There are two types of house soiling. Behavioral house soiling happens when there is no underlying medical problem causing a dog to go to the bathroom in the house. The other type of house soiling occurs when a health problem is causing a dog to eliminate its body waste inside the house. It may have lost control of the muscles in its bladder or sphincter, or there may be an infection or other condition that is making it difficult for the dog to hold the waste in long enough to get outside. House soiling is the most common reason people give their dogs up to an animal shelter, making this an issue of high importance. The sooner the condition is addressed and resolved, the more likely the family is to keep the dog.
You will need to give a thorough history of your dog's health, onset of symptoms, and possible incidents that might have led to this condition. Your veterinarian will perform a thorough physical exam on your dog, with a complete blood profile, including a chemical blood profile, a complete blood count, and a urinalysis. This will allow your veterinarian to determine whether your dog's internal organs are functioning normally and whether there are any infections of the blood or urinary tract. If necessary, your veterinarian may order other blood tests to check the function of your dog's adrenal and thyroid glands. Fecal (stool) tests may also be ordered to rule out intestinal parasites or digestion problems which might be causing it to defecate in the house.
Your veterinarian may also order x-ray and ultrasound images of your dog's abdomen to look for the presence of kidney or bladder stones, tumors, or other diseases that would affect the internal organs. If no medical cause is found to be causing your dog to urinate or defecate in the house, it will be diagnosed with a behavior problem. If this is the case, your veterinarian may ask you to videotape your dog's behavior, or to keep a diary of when the inappropriate behavior happens.
An in-depth examination of the properties of urine; used to determine the presence or absence of illness
The tubular shaft found between the kidneys and the bladder

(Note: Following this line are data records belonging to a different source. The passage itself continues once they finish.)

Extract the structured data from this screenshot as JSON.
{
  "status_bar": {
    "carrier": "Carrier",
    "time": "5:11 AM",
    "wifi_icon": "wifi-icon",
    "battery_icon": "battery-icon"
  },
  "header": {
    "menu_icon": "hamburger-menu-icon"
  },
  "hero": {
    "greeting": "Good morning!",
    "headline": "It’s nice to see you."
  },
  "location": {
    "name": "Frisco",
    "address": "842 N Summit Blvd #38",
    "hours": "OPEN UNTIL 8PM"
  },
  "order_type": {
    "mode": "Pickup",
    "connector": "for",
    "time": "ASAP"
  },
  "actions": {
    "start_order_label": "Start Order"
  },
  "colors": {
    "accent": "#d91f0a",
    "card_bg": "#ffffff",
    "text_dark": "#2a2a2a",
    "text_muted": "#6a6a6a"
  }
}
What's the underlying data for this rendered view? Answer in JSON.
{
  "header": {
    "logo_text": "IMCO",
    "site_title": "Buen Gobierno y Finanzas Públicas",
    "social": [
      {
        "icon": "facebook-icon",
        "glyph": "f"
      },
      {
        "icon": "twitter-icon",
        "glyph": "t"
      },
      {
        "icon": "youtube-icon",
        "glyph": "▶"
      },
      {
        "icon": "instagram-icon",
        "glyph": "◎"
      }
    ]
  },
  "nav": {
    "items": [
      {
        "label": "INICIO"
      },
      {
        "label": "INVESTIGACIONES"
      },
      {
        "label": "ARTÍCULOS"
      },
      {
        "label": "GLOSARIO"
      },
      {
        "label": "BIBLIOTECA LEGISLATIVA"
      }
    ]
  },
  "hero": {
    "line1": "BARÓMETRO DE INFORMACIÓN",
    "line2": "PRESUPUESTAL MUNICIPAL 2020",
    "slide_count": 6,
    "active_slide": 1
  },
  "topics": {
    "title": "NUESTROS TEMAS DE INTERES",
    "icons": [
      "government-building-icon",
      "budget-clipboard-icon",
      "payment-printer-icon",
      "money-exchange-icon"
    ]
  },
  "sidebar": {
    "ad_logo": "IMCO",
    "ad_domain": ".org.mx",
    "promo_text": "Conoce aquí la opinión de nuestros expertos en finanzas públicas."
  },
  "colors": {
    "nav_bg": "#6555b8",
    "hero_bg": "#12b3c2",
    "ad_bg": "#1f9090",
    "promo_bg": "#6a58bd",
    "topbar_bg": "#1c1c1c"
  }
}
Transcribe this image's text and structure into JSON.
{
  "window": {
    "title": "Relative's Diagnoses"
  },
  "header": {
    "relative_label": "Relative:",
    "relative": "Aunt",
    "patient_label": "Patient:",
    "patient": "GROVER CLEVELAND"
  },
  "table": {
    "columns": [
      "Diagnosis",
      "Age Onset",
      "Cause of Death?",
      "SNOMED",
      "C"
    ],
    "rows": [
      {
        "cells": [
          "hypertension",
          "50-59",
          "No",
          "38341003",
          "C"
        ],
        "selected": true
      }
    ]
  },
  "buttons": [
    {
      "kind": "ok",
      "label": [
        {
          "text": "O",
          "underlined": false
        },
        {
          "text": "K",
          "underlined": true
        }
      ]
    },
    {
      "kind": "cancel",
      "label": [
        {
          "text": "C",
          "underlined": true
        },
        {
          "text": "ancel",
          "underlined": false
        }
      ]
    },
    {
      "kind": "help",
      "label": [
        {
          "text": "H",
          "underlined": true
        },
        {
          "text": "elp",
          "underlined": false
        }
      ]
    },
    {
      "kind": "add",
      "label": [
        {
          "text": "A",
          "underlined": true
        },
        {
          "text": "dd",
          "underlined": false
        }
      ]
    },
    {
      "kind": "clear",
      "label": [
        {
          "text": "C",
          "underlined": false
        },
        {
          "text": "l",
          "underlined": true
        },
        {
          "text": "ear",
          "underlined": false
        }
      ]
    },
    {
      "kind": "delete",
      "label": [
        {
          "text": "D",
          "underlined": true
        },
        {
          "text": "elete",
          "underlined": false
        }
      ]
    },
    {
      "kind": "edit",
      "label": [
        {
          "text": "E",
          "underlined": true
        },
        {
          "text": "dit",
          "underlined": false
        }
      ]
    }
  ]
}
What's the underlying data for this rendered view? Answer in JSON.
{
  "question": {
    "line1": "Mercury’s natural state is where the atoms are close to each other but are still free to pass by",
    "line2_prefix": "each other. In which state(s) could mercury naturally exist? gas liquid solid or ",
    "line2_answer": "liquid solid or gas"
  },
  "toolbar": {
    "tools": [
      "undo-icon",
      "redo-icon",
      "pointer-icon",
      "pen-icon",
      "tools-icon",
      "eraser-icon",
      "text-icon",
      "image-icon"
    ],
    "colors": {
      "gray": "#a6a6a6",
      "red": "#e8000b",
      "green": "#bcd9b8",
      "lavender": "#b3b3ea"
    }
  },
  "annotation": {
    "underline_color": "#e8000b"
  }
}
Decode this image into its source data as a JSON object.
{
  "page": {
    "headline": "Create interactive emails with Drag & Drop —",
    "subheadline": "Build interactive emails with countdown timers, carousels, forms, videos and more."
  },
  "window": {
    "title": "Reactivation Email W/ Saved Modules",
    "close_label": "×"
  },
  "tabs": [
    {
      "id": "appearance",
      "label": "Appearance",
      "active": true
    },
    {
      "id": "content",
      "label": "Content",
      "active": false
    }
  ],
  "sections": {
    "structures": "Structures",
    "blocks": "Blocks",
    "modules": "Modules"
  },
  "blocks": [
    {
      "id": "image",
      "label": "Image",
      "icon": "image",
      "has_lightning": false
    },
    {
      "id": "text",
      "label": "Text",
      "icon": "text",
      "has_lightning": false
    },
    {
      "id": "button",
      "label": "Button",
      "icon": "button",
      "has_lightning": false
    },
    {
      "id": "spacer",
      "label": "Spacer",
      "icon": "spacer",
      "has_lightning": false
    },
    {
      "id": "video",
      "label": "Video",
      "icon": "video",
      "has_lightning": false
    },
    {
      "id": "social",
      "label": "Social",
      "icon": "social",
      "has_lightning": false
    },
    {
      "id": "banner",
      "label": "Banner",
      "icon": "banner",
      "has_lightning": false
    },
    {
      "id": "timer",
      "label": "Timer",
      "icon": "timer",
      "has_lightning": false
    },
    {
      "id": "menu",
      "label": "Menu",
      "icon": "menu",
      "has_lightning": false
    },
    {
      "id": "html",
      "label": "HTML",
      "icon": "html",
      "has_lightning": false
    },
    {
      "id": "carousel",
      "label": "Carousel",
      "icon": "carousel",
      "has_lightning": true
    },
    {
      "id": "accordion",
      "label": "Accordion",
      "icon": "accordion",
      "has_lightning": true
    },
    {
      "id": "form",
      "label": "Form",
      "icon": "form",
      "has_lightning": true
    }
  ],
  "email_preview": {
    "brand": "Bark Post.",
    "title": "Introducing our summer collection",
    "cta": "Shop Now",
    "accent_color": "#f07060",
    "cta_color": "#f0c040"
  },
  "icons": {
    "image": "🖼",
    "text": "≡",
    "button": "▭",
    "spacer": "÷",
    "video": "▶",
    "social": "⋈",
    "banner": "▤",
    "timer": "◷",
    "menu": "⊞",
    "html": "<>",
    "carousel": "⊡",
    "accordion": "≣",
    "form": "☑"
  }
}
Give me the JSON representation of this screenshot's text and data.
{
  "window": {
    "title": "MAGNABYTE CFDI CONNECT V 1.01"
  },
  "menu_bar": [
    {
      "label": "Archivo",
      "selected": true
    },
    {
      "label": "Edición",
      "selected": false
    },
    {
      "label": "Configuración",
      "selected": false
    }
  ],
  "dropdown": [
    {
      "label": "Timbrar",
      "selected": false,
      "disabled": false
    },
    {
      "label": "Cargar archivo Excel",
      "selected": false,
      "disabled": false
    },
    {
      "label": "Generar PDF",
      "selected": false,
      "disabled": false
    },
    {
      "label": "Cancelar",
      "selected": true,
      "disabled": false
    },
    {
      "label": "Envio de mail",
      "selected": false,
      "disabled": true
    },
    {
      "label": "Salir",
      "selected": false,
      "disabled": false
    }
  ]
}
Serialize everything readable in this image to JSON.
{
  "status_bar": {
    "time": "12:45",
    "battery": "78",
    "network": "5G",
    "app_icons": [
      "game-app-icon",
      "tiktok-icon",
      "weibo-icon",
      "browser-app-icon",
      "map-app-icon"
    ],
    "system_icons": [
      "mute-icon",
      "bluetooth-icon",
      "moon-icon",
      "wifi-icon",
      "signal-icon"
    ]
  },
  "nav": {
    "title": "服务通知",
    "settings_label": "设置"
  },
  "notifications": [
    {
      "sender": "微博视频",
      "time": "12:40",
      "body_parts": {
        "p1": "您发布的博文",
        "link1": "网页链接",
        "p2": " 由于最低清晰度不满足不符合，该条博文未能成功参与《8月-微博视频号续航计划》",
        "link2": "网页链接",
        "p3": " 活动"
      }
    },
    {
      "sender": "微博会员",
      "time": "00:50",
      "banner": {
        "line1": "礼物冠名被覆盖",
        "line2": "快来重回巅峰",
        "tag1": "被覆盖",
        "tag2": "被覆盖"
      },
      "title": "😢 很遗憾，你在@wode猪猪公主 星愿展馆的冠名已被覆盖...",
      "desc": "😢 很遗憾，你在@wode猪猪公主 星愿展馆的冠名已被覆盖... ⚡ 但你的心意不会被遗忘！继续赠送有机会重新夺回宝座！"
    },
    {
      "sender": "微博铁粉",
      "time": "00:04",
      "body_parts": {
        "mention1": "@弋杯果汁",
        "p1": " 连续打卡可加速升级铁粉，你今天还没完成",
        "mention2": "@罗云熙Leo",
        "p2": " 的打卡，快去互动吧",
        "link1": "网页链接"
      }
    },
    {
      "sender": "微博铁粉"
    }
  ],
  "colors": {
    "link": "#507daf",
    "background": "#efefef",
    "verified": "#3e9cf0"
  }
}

A ring-shaped muscle that is used to close and open an opening
To take the ovaries and uterus out of female animals; makes them unable to reproduce.